▸ What you will do:
For the word "whatsapp", return each line of the data in which it occurs.

─── Working data

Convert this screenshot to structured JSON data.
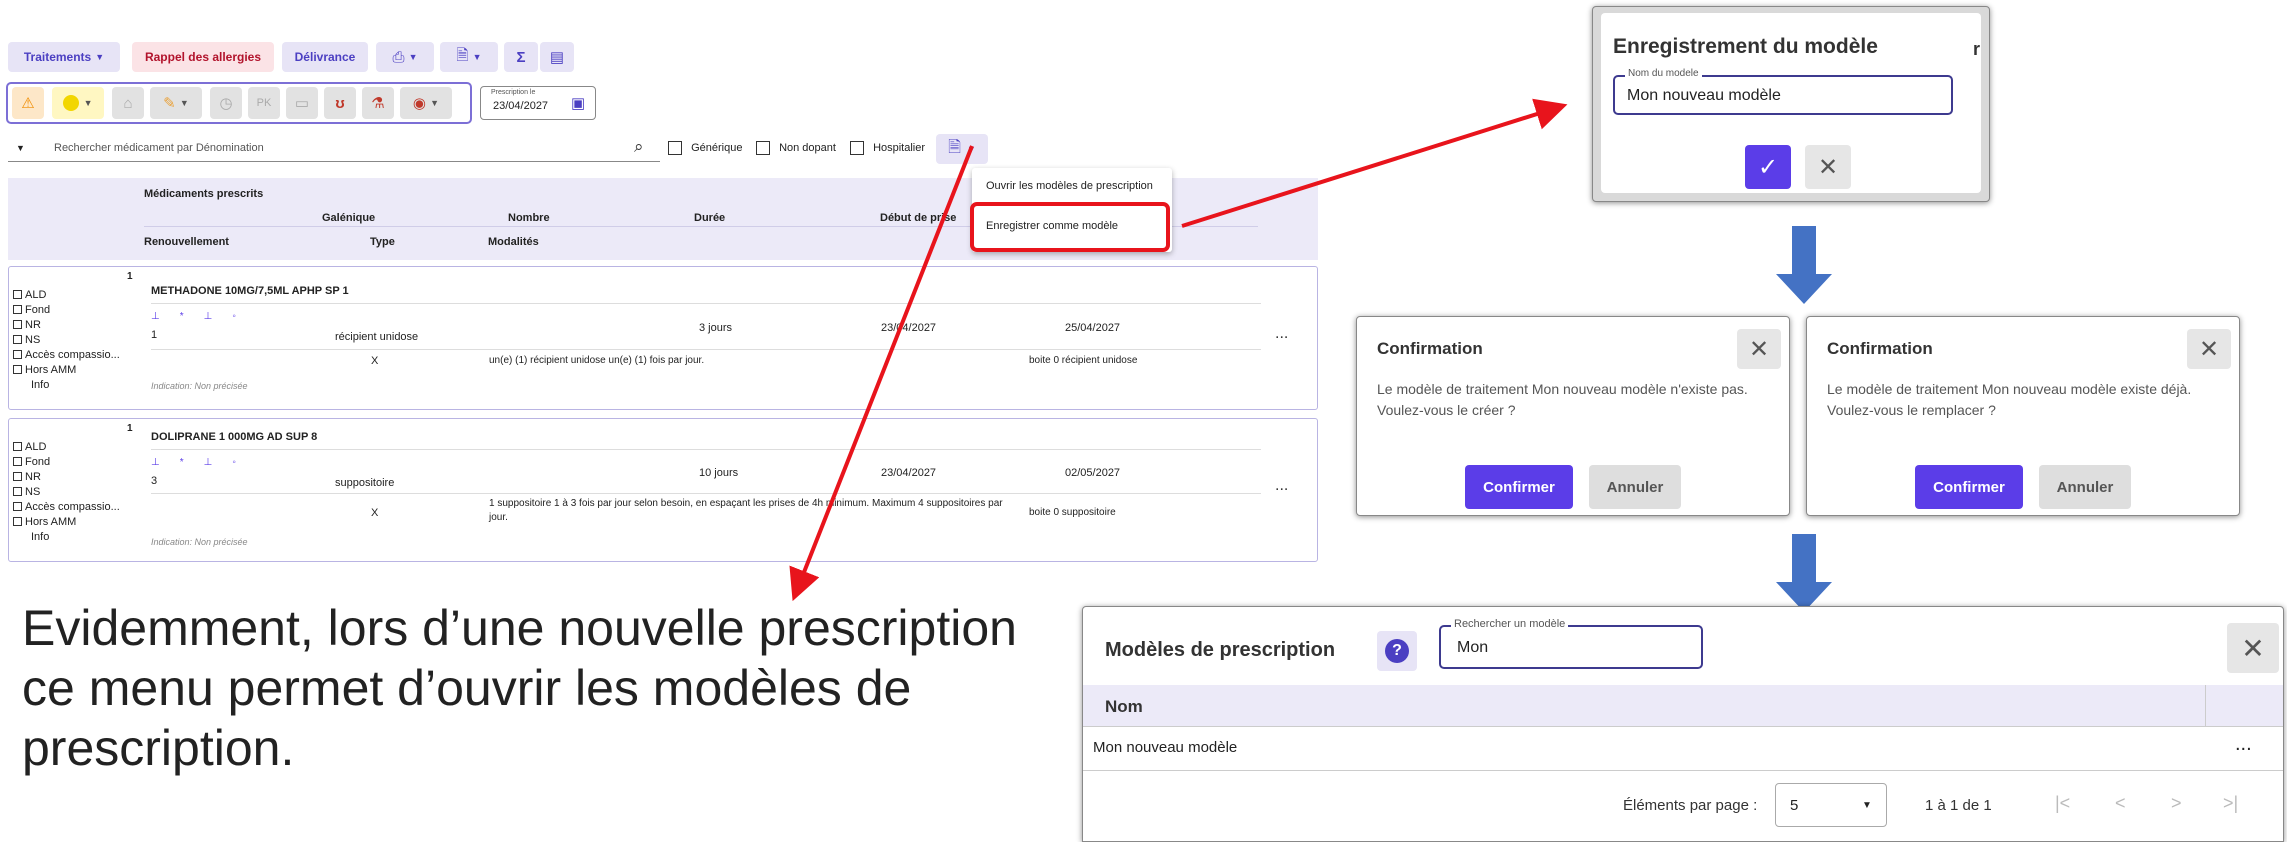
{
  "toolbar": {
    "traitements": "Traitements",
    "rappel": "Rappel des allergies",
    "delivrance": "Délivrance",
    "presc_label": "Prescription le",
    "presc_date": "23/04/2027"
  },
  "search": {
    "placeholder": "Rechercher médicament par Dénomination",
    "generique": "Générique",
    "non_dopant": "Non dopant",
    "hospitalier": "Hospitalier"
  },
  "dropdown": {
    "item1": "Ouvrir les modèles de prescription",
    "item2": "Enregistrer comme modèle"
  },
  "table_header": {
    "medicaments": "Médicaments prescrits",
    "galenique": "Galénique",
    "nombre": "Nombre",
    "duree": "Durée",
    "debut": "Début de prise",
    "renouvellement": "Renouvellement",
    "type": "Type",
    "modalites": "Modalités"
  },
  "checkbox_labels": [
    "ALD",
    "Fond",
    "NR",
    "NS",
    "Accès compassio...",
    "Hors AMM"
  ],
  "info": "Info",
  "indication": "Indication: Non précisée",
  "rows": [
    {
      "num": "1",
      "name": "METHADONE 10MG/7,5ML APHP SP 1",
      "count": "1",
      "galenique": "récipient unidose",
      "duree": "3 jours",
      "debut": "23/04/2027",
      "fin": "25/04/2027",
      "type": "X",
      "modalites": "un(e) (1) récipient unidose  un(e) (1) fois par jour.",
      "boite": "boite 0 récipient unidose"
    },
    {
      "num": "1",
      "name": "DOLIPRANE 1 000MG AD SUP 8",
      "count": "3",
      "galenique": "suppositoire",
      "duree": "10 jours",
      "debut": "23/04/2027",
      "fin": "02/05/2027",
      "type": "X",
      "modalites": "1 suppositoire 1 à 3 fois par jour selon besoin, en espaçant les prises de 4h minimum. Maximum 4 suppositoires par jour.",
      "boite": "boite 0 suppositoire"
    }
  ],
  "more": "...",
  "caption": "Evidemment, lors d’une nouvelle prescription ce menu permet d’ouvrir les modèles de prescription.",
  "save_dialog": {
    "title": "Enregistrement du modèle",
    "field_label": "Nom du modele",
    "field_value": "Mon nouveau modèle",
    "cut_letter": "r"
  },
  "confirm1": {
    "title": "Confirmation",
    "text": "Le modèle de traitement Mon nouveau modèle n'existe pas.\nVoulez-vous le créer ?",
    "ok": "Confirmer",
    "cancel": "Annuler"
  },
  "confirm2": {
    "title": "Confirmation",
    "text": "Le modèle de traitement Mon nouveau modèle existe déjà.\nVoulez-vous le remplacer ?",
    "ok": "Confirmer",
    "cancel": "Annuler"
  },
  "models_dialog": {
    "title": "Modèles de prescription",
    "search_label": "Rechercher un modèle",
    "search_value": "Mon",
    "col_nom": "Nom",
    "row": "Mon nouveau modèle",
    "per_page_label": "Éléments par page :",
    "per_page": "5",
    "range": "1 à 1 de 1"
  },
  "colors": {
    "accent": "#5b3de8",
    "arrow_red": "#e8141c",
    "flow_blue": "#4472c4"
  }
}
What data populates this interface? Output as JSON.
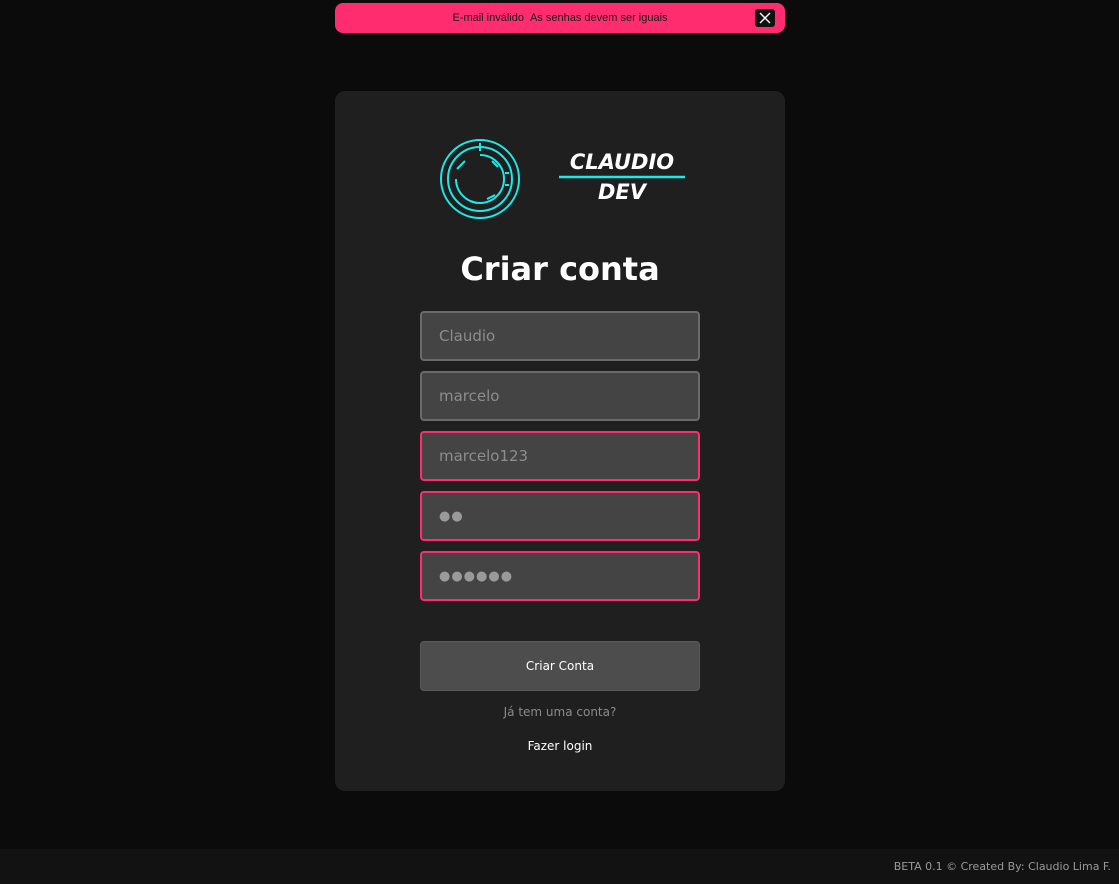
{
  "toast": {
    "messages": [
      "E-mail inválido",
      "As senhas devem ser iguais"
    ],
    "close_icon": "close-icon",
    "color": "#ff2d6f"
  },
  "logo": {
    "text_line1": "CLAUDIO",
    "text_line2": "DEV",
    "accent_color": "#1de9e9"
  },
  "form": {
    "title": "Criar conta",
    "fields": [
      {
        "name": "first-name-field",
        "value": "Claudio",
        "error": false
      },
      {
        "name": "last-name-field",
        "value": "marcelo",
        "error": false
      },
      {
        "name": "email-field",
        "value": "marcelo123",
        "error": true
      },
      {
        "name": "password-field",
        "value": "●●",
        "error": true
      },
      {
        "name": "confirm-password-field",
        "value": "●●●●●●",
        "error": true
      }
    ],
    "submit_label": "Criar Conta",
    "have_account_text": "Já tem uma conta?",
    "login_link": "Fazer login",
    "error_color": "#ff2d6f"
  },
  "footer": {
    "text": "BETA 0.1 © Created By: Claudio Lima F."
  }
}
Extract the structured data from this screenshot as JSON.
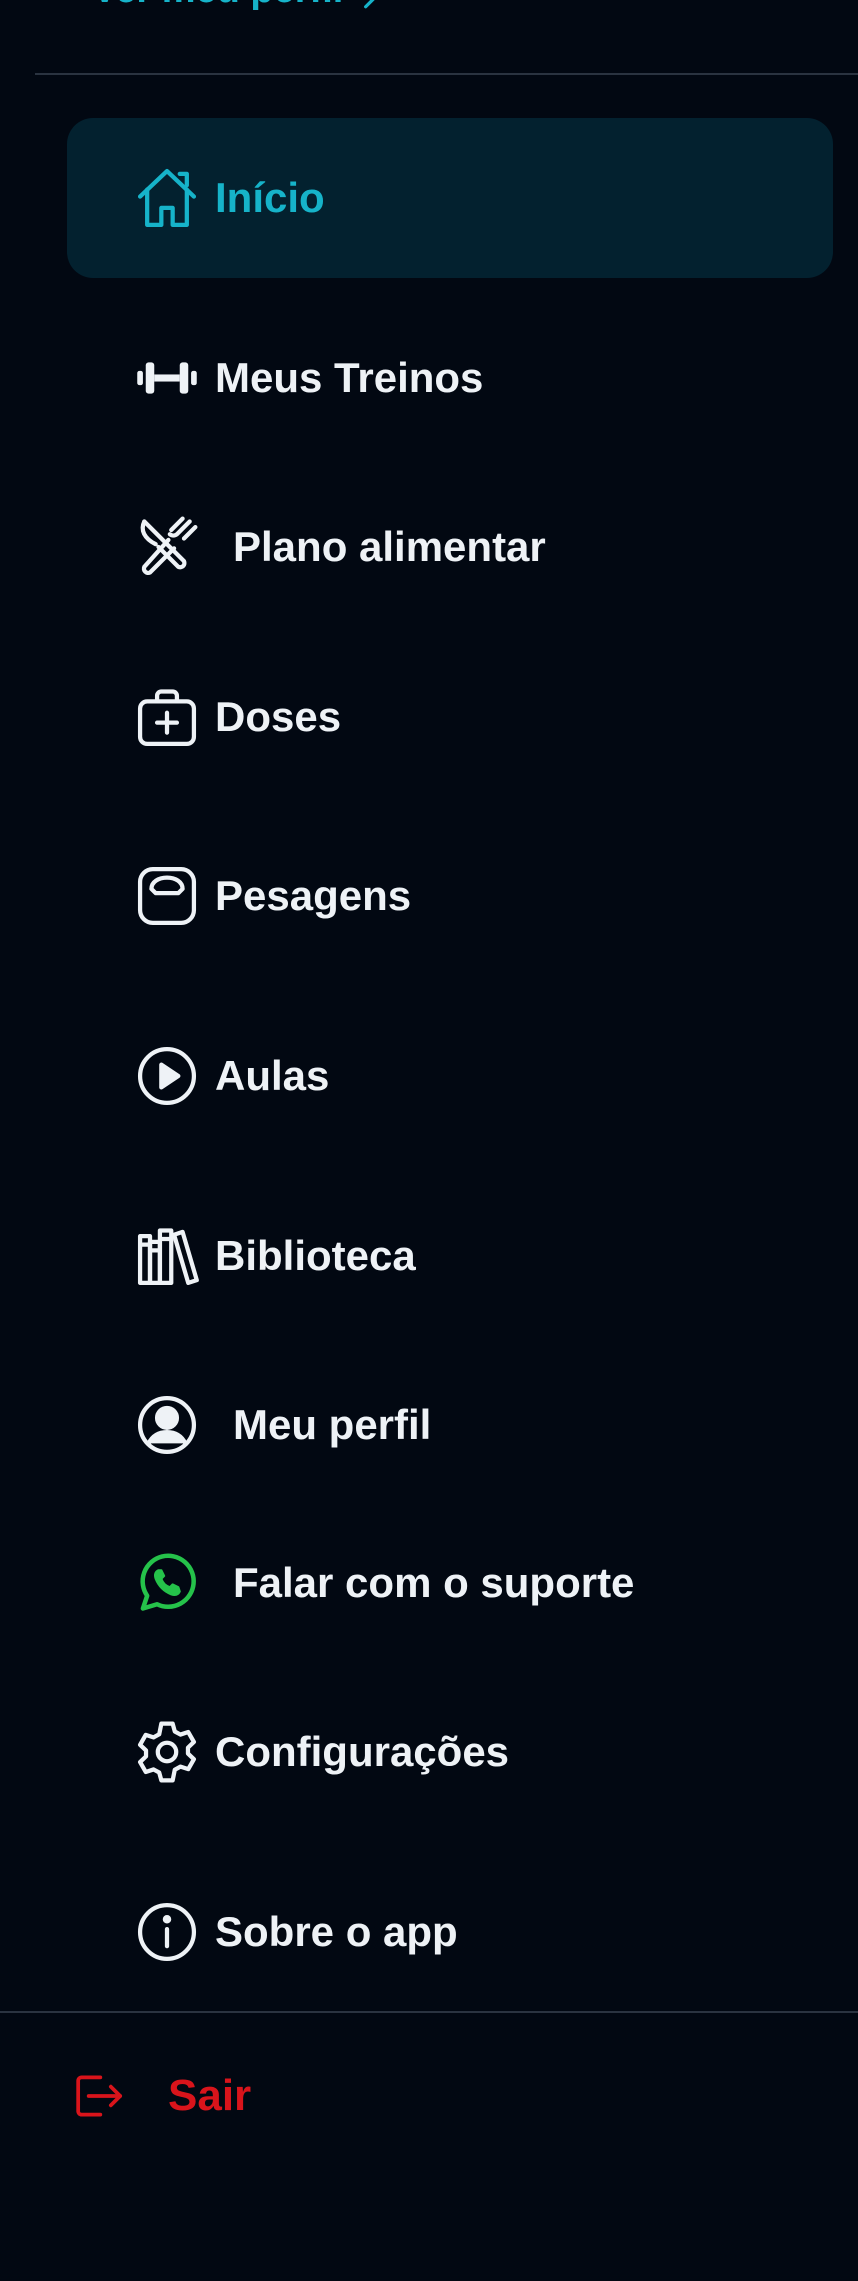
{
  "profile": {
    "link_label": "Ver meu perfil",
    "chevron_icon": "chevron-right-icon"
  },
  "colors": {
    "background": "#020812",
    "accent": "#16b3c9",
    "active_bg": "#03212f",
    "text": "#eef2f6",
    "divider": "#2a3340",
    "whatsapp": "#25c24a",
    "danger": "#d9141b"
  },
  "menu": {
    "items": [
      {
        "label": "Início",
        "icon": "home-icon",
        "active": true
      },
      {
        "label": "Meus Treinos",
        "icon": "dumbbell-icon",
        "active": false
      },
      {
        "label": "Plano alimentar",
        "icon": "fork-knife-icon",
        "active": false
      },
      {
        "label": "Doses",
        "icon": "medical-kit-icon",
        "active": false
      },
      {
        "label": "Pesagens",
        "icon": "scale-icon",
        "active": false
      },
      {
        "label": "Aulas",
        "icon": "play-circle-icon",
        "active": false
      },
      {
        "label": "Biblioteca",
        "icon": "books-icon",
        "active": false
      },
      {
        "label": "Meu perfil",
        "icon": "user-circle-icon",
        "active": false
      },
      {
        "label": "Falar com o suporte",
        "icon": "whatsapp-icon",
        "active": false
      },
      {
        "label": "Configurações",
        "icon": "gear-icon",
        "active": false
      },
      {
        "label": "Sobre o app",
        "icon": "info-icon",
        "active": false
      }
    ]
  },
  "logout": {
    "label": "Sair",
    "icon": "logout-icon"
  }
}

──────

▸ Solution for this task:
    "whatsapp": "#25c24a",
        "icon": "whatsapp-icon",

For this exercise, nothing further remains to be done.